_Task prompt:_
Word for word, output the data that follows.

Provided records Block Start

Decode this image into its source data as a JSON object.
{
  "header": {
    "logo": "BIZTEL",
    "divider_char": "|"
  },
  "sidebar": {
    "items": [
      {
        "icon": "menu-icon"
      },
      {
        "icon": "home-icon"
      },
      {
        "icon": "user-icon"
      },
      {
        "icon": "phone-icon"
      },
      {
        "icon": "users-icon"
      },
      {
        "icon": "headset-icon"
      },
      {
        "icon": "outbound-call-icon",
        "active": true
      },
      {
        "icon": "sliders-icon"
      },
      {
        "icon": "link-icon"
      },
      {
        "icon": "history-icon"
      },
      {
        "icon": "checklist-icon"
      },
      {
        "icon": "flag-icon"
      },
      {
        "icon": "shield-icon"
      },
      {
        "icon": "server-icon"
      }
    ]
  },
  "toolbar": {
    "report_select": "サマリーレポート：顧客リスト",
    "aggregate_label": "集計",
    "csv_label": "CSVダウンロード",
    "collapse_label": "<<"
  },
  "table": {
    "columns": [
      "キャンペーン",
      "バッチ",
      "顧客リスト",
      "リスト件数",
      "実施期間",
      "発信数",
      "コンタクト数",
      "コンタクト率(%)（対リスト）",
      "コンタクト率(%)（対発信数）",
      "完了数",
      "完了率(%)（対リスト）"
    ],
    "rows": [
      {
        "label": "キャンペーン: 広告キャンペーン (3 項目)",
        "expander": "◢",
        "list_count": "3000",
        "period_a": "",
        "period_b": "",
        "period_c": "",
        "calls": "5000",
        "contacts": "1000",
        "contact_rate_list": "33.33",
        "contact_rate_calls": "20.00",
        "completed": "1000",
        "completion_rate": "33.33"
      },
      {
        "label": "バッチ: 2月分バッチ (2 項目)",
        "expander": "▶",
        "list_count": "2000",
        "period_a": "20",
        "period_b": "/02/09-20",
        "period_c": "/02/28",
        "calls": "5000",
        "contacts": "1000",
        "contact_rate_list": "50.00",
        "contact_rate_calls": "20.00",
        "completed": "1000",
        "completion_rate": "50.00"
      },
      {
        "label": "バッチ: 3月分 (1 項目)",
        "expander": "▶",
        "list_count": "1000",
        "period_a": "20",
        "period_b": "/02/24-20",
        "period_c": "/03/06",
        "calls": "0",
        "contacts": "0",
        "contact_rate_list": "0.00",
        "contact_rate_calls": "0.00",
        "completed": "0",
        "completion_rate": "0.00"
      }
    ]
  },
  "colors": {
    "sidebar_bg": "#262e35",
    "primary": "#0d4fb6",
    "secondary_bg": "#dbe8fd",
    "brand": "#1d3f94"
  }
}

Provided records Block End

_Your solution:_
Decode this image into its source data as a JSON object.
{
  "header": {
    "logo": "BIZTEL",
    "divider_char": "|"
  },
  "sidebar": {
    "items": [
      {
        "icon": "menu-icon"
      },
      {
        "icon": "home-icon"
      },
      {
        "icon": "user-icon"
      },
      {
        "icon": "phone-icon"
      },
      {
        "icon": "users-icon"
      },
      {
        "icon": "headset-icon"
      },
      {
        "icon": "outbound-call-icon",
        "active": true
      },
      {
        "icon": "sliders-icon"
      },
      {
        "icon": "link-icon"
      },
      {
        "icon": "history-icon"
      },
      {
        "icon": "checklist-icon"
      },
      {
        "icon": "flag-icon"
      },
      {
        "icon": "shield-icon"
      },
      {
        "icon": "server-icon"
      }
    ]
  },
  "toolbar": {
    "report_select": "サマリーレポート：顧客リスト",
    "aggregate_label": "集計",
    "csv_label": "CSVダウンロード",
    "collapse_label": "<<"
  },
  "table": {
    "columns": [
      "キャンペーン",
      "バッチ",
      "顧客リスト",
      "リスト件数",
      "実施期間",
      "発信数",
      "コンタクト数",
      "コンタクト率(%)（対リスト）",
      "コンタクト率(%)（対発信数）",
      "完了数",
      "完了率(%)（対リスト）"
    ],
    "rows": [
      {
        "label": "キャンペーン: 広告キャンペーン (3 項目)",
        "expander": "◢",
        "list_count": "3000",
        "period_a": "",
        "period_b": "",
        "period_c": "",
        "calls": "5000",
        "contacts": "1000",
        "contact_rate_list": "33.33",
        "contact_rate_calls": "20.00",
        "completed": "1000",
        "completion_rate": "33.33"
      },
      {
        "label": "バッチ: 2月分バッチ (2 項目)",
        "expander": "▶",
        "list_count": "2000",
        "period_a": "20",
        "period_b": "/02/09-20",
        "period_c": "/02/28",
        "calls": "5000",
        "contacts": "1000",
        "contact_rate_list": "50.00",
        "contact_rate_calls": "20.00",
        "completed": "1000",
        "completion_rate": "50.00"
      },
      {
        "label": "バッチ: 3月分 (1 項目)",
        "expander": "▶",
        "list_count": "1000",
        "period_a": "20",
        "period_b": "/02/24-20",
        "period_c": "/03/06",
        "calls": "0",
        "contacts": "0",
        "contact_rate_list": "0.00",
        "contact_rate_calls": "0.00",
        "completed": "0",
        "completion_rate": "0.00"
      }
    ]
  },
  "colors": {
    "sidebar_bg": "#262e35",
    "primary": "#0d4fb6",
    "secondary_bg": "#dbe8fd",
    "brand": "#1d3f94"
  }
}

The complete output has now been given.